Before they leave to address the issue, Zordon still needs to issue each Ranger their power.

Zack will bestow the powers of Mastodon, Kimberly receives Pterodactyl, Billy gets Triceratops, Trini inherits Sabertooth Tiger and Jason will kick it into high gear with Tyrannosaurus.


Typos for Mastodon and Pterodactyl have been updated on GIthub.

The Data Structure

Array Of Objects

const arrayOfRangers = [
	{
		name: 'Zack',
		power: 'Mastodon',
		isMorphed: false
	},
	{
		name: 'Kimberly',
		power: 'Pterodactyl',
		isMorphed: false
	},
	{
		name: 'Billy',
		power: 'Triceratops',
		isMorphed: false
	},
	{
		name: 'Trini',
		power: 'Sabertooth',
		isMorphed: false
	},
	{
		name: 'Jason',
		power: 'Tyrannosaurus',
		isMorphed: false
	}
];

Glossing over this it looks like I can still quickly access any member of the team by indexes of 0 through 4 and each member of the team now has their power.

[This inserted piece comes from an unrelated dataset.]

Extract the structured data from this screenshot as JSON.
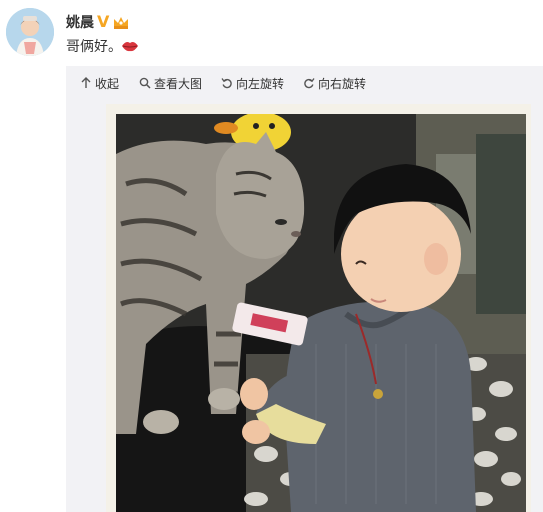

Conclusion

Putties are at the park and Goldar is wreaking havoc in down town Angel Grove. There’s no time to waste. Let me know your thoughts on this choice thus far and other paths that could’ve been considered.

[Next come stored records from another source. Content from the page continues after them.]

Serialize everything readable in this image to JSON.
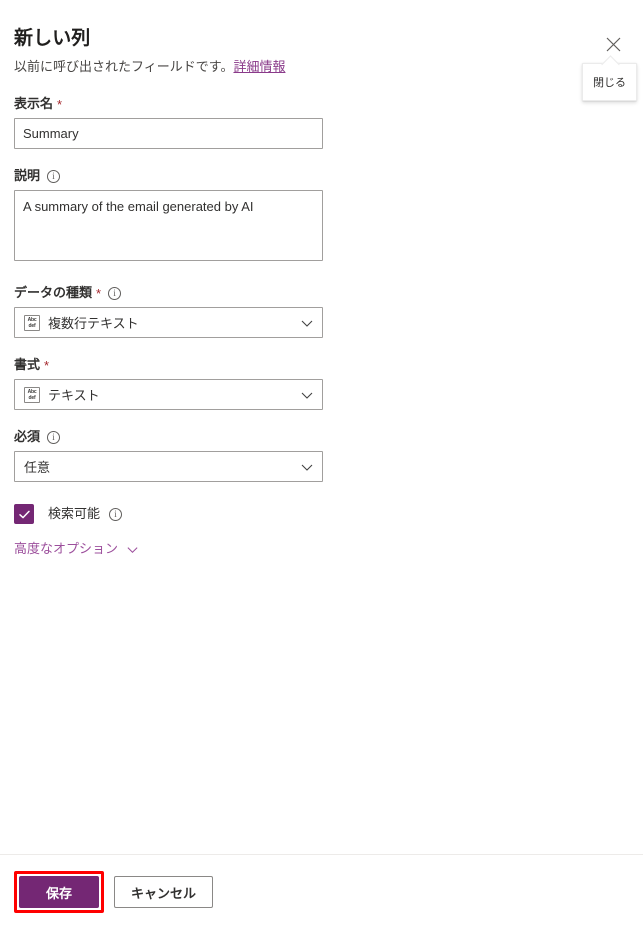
{
  "panel": {
    "title": "新しい列",
    "subtitle": "以前に呼び出されたフィールドです。",
    "subtitle_link": "詳細情報",
    "close_icon": "close-icon",
    "close_tooltip": "閉じる"
  },
  "fields": {
    "display_name": {
      "label": "表示名",
      "required_marker": "*",
      "value": "Summary",
      "placeholder": ""
    },
    "description": {
      "label": "説明",
      "info_icon": "ⓘ",
      "value": "A summary of the email generated by AI",
      "placeholder": ""
    },
    "data_type": {
      "label": "データの種類",
      "required_marker": "*",
      "info_icon": "ⓘ",
      "value": "複数行テキスト",
      "icon_top": "Abc",
      "icon_bottom": "def"
    },
    "format": {
      "label": "書式",
      "required_marker": "*",
      "value": "テキスト",
      "icon_top": "Abc",
      "icon_bottom": "def"
    },
    "required": {
      "label": "必須",
      "info_icon": "ⓘ",
      "value": "任意"
    },
    "searchable": {
      "label": "検索可能",
      "checked": true,
      "info_icon": "ⓘ"
    },
    "advanced": {
      "label": "高度なオプション"
    }
  },
  "footer": {
    "save_label": "保存",
    "cancel_label": "キャンセル"
  },
  "colors": {
    "brand_purple": "#742774",
    "link_purple": "#8a3a8a",
    "required_red": "#a4262c",
    "highlight_red": "#ff0000",
    "border_grey": "#a19f9d"
  }
}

Thanks again for listening in. Remember, I’m here to foster innovation through conversation. So if you’d like to continue this discussion or any topics previously discussed, join me at San Diego Tech Hub and go head first into the AllWebSD Group. It’s totally free. Just visit this link or click San Diego Tech Hub on the footer of AllWebSD.com. Thanks and Aloha!

Mighty Morphin Data Structures, Part 1

Introduction

The goal for this season of AllWebSD is to deconstruct lessons learned from going head first into data structures. It’s my hope that I can translate a complex topic into an easy-going format and I’ll do so by channeling my inner 10-year-old self. You see back in my day, I was a big fan of the original Mighty Morphin Power Rangers series. So I’m going to take snapshots from that show and brush it with some code.

Information on data structures are abundant. To be honest, you don’t have to invent this. And frankly, neither did I. Hence, the code is pre-baked and available on Github.

The additional and intentional challenge here is that this is in audio only. If you can follow along, awesome. But remember, the source code is on the repo. I’ll upload a video as well, just in case.

That said, are you ready? Alright then. It’s Morphin Time!




The Situation

“Alpha, Rita’s escaped! Recruit a team of teenagers with attitude.”

The Data Structure

Okay, before I go into teleporting underage kids to the top of a mountain without their consent, I’m going to change the original storyline and instead ask Alpha to contact one person. Hopefully, that alongside word-of-mouth is enough to make a team.

I’m looking at the viewing globe and it looks like this guy Zack teaching Hip Hop Kido at Ernie’s Juice Bar is available. Okay, so I lied. I guess I’m going to have to teleport at least one person without their consent. Hopefully we can do some convincing and the remaining teens will follow.

Minutes pass and the convincing is done, Zack is going to rope in 4 of his other friends to see if they want in on this.

I’ve consulted with Alpha and knowing that we’re assembling this team, Zordon’s going to need a data structure which would allow him quick access to any Ranger should an emergency take place. Alpha offers me two choices, a linked list or an array.

Linked List

const linkedListOfRangers = {
	head: {
		value: 'Zack',
		next: {
			value: 'Kimberly',
			next: {
				value: 'Billy',
				next: {
					value: 'Trini',
					next: {
						value: 'Jason',
						next: null
					}
				}
			}
		}
	}
};

Array

const arrayOfRangers = ['Zack', 'Kimberly', 'Billy', 'Trini', 'Jason'];

Conclusion

Sirens are going off and the viewing globe just activated. Let’s pause on this for now and address the emergency on hand. For today, assembling the team was hard enough. Based on Zordon’s current need, we’ll conclude that an array data structure is the way to go.

Let me know your thoughts on this choice thus far and other paths that could’ve been considered.


Thanks again for listening in. Remember, I’m here to foster innovation through conversation. So if you’d like to continue this discussion or any topics previously discussed, join me at San Diego Tech Hub and go head first into the AllWebSD Group. It’s totally free. Just visit this link or click San Diego Tech Hub on the footer of AllWebSD.com. Thanks and Aloha!